Stored data Start Marker

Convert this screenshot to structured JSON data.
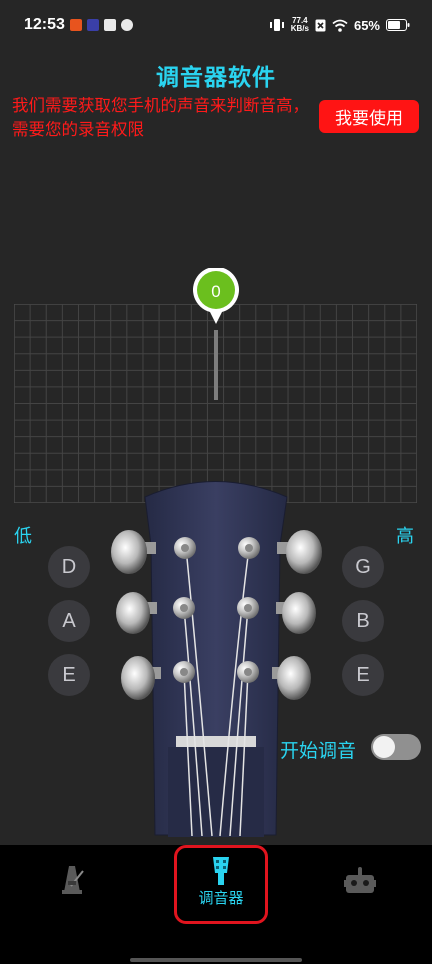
{
  "status_bar": {
    "time": "12:53",
    "net_speed_value": "77.4",
    "net_speed_unit": "KB/s",
    "battery": "65%"
  },
  "app": {
    "title": "调音器软件",
    "permission_message": "我们需要获取您手机的声音来判断音高，需要您的录音权限",
    "use_button": "我要使用"
  },
  "tuner": {
    "pitch_value": "0",
    "low_label": "低",
    "high_label": "高",
    "left_strings": [
      "D",
      "A",
      "E"
    ],
    "right_strings": [
      "G",
      "B",
      "E"
    ],
    "start_tuning_label": "开始调音",
    "start_tuning_on": false
  },
  "bottom_nav": {
    "items": [
      {
        "icon": "metronome-icon",
        "label": ""
      },
      {
        "icon": "tuning-peg-icon",
        "label": "调音器"
      },
      {
        "icon": "robot-icon",
        "label": ""
      }
    ],
    "active_index": 1
  },
  "colors": {
    "accent": "#2ad4f0",
    "alert": "#ff1414",
    "indicator": "#6bbf1e",
    "headstock": "#2e3250"
  }
}
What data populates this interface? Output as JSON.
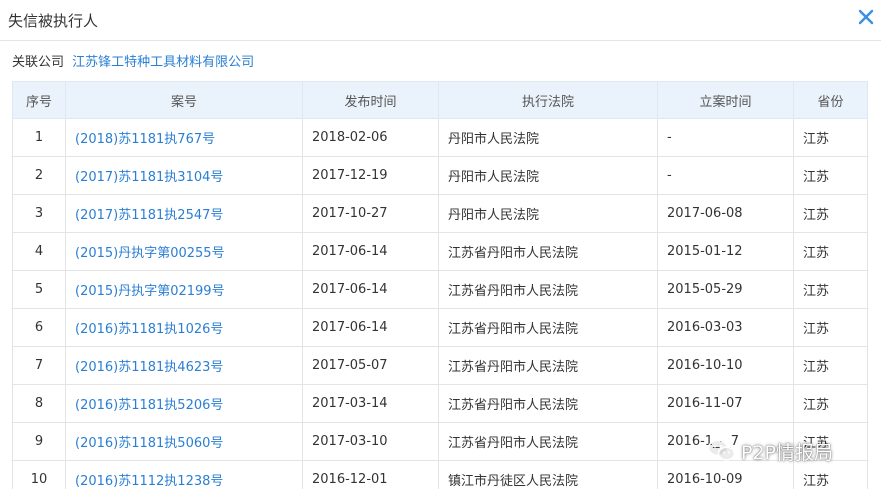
{
  "dialog": {
    "title": "失信被执行人"
  },
  "company": {
    "label": "关联公司",
    "name": "江苏锋工特种工具材料有限公司"
  },
  "table": {
    "headers": [
      "序号",
      "案号",
      "发布时间",
      "执行法院",
      "立案时间",
      "省份"
    ],
    "rows": [
      [
        "1",
        "(2018)苏1181执767号",
        "2018-02-06",
        "丹阳市人民法院",
        "-",
        "江苏"
      ],
      [
        "2",
        "(2017)苏1181执3104号",
        "2017-12-19",
        "丹阳市人民法院",
        "-",
        "江苏"
      ],
      [
        "3",
        "(2017)苏1181执2547号",
        "2017-10-27",
        "丹阳市人民法院",
        "2017-06-08",
        "江苏"
      ],
      [
        "4",
        "(2015)丹执字第00255号",
        "2017-06-14",
        "江苏省丹阳市人民法院",
        "2015-01-12",
        "江苏"
      ],
      [
        "5",
        "(2015)丹执字第02199号",
        "2017-06-14",
        "江苏省丹阳市人民法院",
        "2015-05-29",
        "江苏"
      ],
      [
        "6",
        "(2016)苏1181执1026号",
        "2017-06-14",
        "江苏省丹阳市人民法院",
        "2016-03-03",
        "江苏"
      ],
      [
        "7",
        "(2016)苏1181执4623号",
        "2017-05-07",
        "江苏省丹阳市人民法院",
        "2016-10-10",
        "江苏"
      ],
      [
        "8",
        "(2016)苏1181执5206号",
        "2017-03-14",
        "江苏省丹阳市人民法院",
        "2016-11-07",
        "江苏"
      ],
      [
        "9",
        "(2016)苏1181执5060号",
        "2017-03-10",
        "江苏省丹阳市人民法院",
        "2016-1_-_7",
        "江苏"
      ],
      [
        "10",
        "(2016)苏1112执1238号",
        "2016-12-01",
        "镇江市丹徒区人民法院",
        "2016-10-09",
        "江苏"
      ]
    ]
  },
  "watermark": {
    "text": "P2P情报局"
  },
  "colors": {
    "link": "#2a7fd4",
    "header_bg": "#eaf3fb",
    "close_icon": "#3a8ee6"
  }
}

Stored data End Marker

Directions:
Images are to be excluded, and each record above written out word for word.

The answer:
Convert this screenshot to structured JSON data.
{
  "status_bar": {
    "time": "12:53",
    "net_speed_value": "77.4",
    "net_speed_unit": "KB/s",
    "battery": "65%"
  },
  "app": {
    "title": "调音器软件",
    "permission_message": "我们需要获取您手机的声音来判断音高，需要您的录音权限",
    "use_button": "我要使用"
  },
  "tuner": {
    "pitch_value": "0",
    "low_label": "低",
    "high_label": "高",
    "left_strings": [
      "D",
      "A",
      "E"
    ],
    "right_strings": [
      "G",
      "B",
      "E"
    ],
    "start_tuning_label": "开始调音",
    "start_tuning_on": false
  },
  "bottom_nav": {
    "items": [
      {
        "icon": "metronome-icon",
        "label": ""
      },
      {
        "icon": "tuning-peg-icon",
        "label": "调音器"
      },
      {
        "icon": "robot-icon",
        "label": ""
      }
    ],
    "active_index": 1
  },
  "colors": {
    "accent": "#2ad4f0",
    "alert": "#ff1414",
    "indicator": "#6bbf1e",
    "headstock": "#2e3250"
  }
}
What data populates this interface? Output as JSON.
{
  "dialog": {
    "title": "失信被执行人"
  },
  "company": {
    "label": "关联公司",
    "name": "江苏锋工特种工具材料有限公司"
  },
  "table": {
    "headers": [
      "序号",
      "案号",
      "发布时间",
      "执行法院",
      "立案时间",
      "省份"
    ],
    "rows": [
      [
        "1",
        "(2018)苏1181执767号",
        "2018-02-06",
        "丹阳市人民法院",
        "-",
        "江苏"
      ],
      [
        "2",
        "(2017)苏1181执3104号",
        "2017-12-19",
        "丹阳市人民法院",
        "-",
        "江苏"
      ],
      [
        "3",
        "(2017)苏1181执2547号",
        "2017-10-27",
        "丹阳市人民法院",
        "2017-06-08",
        "江苏"
      ],
      [
        "4",
        "(2015)丹执字第00255号",
        "2017-06-14",
        "江苏省丹阳市人民法院",
        "2015-01-12",
        "江苏"
      ],
      [
        "5",
        "(2015)丹执字第02199号",
        "2017-06-14",
        "江苏省丹阳市人民法院",
        "2015-05-29",
        "江苏"
      ],
      [
        "6",
        "(2016)苏1181执1026号",
        "2017-06-14",
        "江苏省丹阳市人民法院",
        "2016-03-03",
        "江苏"
      ],
      [
        "7",
        "(2016)苏1181执4623号",
        "2017-05-07",
        "江苏省丹阳市人民法院",
        "2016-10-10",
        "江苏"
      ],
      [
        "8",
        "(2016)苏1181执5206号",
        "2017-03-14",
        "江苏省丹阳市人民法院",
        "2016-11-07",
        "江苏"
      ],
      [
        "9",
        "(2016)苏1181执5060号",
        "2017-03-10",
        "江苏省丹阳市人民法院",
        "2016-1_-_7",
        "江苏"
      ],
      [
        "10",
        "(2016)苏1112执1238号",
        "2016-12-01",
        "镇江市丹徒区人民法院",
        "2016-10-09",
        "江苏"
      ]
    ]
  },
  "watermark": {
    "text": "P2P情报局"
  },
  "colors": {
    "link": "#2a7fd4",
    "header_bg": "#eaf3fb",
    "close_icon": "#3a8ee6"
  }
}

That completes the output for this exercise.